--- DATA LISTING ---
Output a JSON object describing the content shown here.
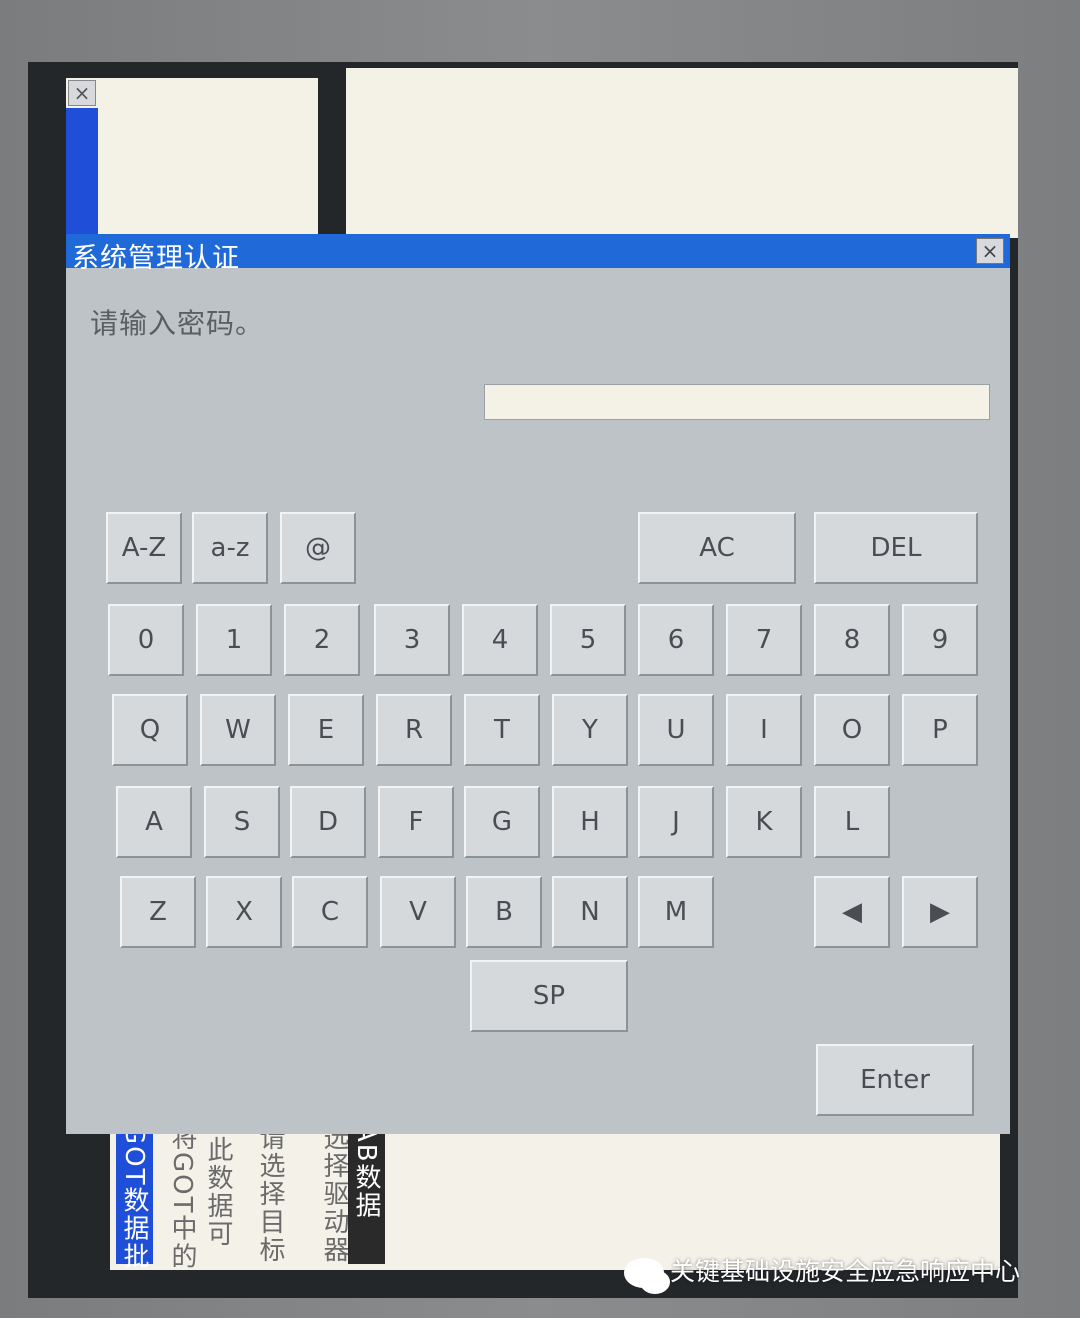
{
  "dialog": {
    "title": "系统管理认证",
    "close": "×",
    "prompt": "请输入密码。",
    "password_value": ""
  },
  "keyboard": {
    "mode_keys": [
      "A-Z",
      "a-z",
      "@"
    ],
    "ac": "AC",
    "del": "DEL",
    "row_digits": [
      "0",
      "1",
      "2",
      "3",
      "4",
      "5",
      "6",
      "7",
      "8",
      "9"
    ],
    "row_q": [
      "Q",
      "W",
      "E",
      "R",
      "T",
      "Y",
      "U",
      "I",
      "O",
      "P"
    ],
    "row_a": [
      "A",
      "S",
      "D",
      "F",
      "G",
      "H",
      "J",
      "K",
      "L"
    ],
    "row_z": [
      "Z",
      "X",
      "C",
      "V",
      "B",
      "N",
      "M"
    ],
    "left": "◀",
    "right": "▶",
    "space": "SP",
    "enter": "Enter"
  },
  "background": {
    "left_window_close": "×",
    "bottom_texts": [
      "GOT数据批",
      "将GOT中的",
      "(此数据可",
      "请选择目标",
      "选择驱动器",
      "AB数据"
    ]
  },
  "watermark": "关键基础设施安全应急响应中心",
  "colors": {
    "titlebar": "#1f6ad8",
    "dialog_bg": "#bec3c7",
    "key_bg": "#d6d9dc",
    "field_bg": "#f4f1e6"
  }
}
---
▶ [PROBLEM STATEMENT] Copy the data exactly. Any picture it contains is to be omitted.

▶ [PROBLEM SOLUTION]
Output a JSON object describing the content shown here.
{
  "dialog": {
    "title": "系统管理认证",
    "close": "×",
    "prompt": "请输入密码。",
    "password_value": ""
  },
  "keyboard": {
    "mode_keys": [
      "A-Z",
      "a-z",
      "@"
    ],
    "ac": "AC",
    "del": "DEL",
    "row_digits": [
      "0",
      "1",
      "2",
      "3",
      "4",
      "5",
      "6",
      "7",
      "8",
      "9"
    ],
    "row_q": [
      "Q",
      "W",
      "E",
      "R",
      "T",
      "Y",
      "U",
      "I",
      "O",
      "P"
    ],
    "row_a": [
      "A",
      "S",
      "D",
      "F",
      "G",
      "H",
      "J",
      "K",
      "L"
    ],
    "row_z": [
      "Z",
      "X",
      "C",
      "V",
      "B",
      "N",
      "M"
    ],
    "left": "◀",
    "right": "▶",
    "space": "SP",
    "enter": "Enter"
  },
  "background": {
    "left_window_close": "×",
    "bottom_texts": [
      "GOT数据批",
      "将GOT中的",
      "(此数据可",
      "请选择目标",
      "选择驱动器",
      "AB数据"
    ]
  },
  "watermark": "关键基础设施安全应急响应中心",
  "colors": {
    "titlebar": "#1f6ad8",
    "dialog_bg": "#bec3c7",
    "key_bg": "#d6d9dc",
    "field_bg": "#f4f1e6"
  }
}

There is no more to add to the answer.